### What you need to do
The full listing is to be written out again, unchanged.

### Source material
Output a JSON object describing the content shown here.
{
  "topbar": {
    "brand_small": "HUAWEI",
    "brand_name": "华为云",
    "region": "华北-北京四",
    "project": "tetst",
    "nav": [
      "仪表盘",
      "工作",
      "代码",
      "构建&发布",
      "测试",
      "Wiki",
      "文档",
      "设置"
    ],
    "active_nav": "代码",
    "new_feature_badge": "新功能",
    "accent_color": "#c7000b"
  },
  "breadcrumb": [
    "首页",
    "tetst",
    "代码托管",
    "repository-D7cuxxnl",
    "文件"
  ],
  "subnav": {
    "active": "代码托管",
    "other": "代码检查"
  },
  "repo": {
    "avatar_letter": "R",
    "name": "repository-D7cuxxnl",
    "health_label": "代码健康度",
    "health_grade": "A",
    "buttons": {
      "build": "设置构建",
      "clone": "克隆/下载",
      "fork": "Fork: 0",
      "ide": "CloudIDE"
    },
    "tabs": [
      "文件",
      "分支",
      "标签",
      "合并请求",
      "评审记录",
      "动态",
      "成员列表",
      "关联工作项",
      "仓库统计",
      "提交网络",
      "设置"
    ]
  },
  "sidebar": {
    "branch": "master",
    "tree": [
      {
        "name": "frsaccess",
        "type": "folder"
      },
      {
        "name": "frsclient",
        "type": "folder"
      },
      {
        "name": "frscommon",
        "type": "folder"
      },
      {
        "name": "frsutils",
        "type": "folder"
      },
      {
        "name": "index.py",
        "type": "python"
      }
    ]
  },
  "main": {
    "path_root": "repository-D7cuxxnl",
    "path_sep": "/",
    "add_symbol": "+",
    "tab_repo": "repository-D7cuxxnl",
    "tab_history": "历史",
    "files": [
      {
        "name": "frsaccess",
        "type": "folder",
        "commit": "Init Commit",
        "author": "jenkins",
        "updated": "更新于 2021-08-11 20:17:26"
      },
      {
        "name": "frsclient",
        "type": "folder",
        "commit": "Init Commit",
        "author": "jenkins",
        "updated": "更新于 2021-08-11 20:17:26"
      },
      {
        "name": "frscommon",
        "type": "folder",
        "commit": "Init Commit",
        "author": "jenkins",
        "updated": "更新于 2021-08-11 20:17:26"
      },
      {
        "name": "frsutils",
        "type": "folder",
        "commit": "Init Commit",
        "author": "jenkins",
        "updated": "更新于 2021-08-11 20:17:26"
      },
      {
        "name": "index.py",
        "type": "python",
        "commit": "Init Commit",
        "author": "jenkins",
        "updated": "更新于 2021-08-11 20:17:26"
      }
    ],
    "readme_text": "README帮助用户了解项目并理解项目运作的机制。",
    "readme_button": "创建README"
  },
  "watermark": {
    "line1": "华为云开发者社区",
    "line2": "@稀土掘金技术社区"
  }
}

### Answer to this task
Output a JSON object describing the content shown here.
{
  "topbar": {
    "brand_small": "HUAWEI",
    "brand_name": "华为云",
    "region": "华北-北京四",
    "project": "tetst",
    "nav": [
      "仪表盘",
      "工作",
      "代码",
      "构建&发布",
      "测试",
      "Wiki",
      "文档",
      "设置"
    ],
    "active_nav": "代码",
    "new_feature_badge": "新功能",
    "accent_color": "#c7000b"
  },
  "breadcrumb": [
    "首页",
    "tetst",
    "代码托管",
    "repository-D7cuxxnl",
    "文件"
  ],
  "subnav": {
    "active": "代码托管",
    "other": "代码检查"
  },
  "repo": {
    "avatar_letter": "R",
    "name": "repository-D7cuxxnl",
    "health_label": "代码健康度",
    "health_grade": "A",
    "buttons": {
      "build": "设置构建",
      "clone": "克隆/下载",
      "fork": "Fork: 0",
      "ide": "CloudIDE"
    },
    "tabs": [
      "文件",
      "分支",
      "标签",
      "合并请求",
      "评审记录",
      "动态",
      "成员列表",
      "关联工作项",
      "仓库统计",
      "提交网络",
      "设置"
    ]
  },
  "sidebar": {
    "branch": "master",
    "tree": [
      {
        "name": "frsaccess",
        "type": "folder"
      },
      {
        "name": "frsclient",
        "type": "folder"
      },
      {
        "name": "frscommon",
        "type": "folder"
      },
      {
        "name": "frsutils",
        "type": "folder"
      },
      {
        "name": "index.py",
        "type": "python"
      }
    ]
  },
  "main": {
    "path_root": "repository-D7cuxxnl",
    "path_sep": "/",
    "add_symbol": "+",
    "tab_repo": "repository-D7cuxxnl",
    "tab_history": "历史",
    "files": [
      {
        "name": "frsaccess",
        "type": "folder",
        "commit": "Init Commit",
        "author": "jenkins",
        "updated": "更新于 2021-08-11 20:17:26"
      },
      {
        "name": "frsclient",
        "type": "folder",
        "commit": "Init Commit",
        "author": "jenkins",
        "updated": "更新于 2021-08-11 20:17:26"
      },
      {
        "name": "frscommon",
        "type": "folder",
        "commit": "Init Commit",
        "author": "jenkins",
        "updated": "更新于 2021-08-11 20:17:26"
      },
      {
        "name": "frsutils",
        "type": "folder",
        "commit": "Init Commit",
        "author": "jenkins",
        "updated": "更新于 2021-08-11 20:17:26"
      },
      {
        "name": "index.py",
        "type": "python",
        "commit": "Init Commit",
        "author": "jenkins",
        "updated": "更新于 2021-08-11 20:17:26"
      }
    ],
    "readme_text": "README帮助用户了解项目并理解项目运作的机制。",
    "readme_button": "创建README"
  },
  "watermark": {
    "line1": "华为云开发者社区",
    "line2": "@稀土掘金技术社区"
  }
}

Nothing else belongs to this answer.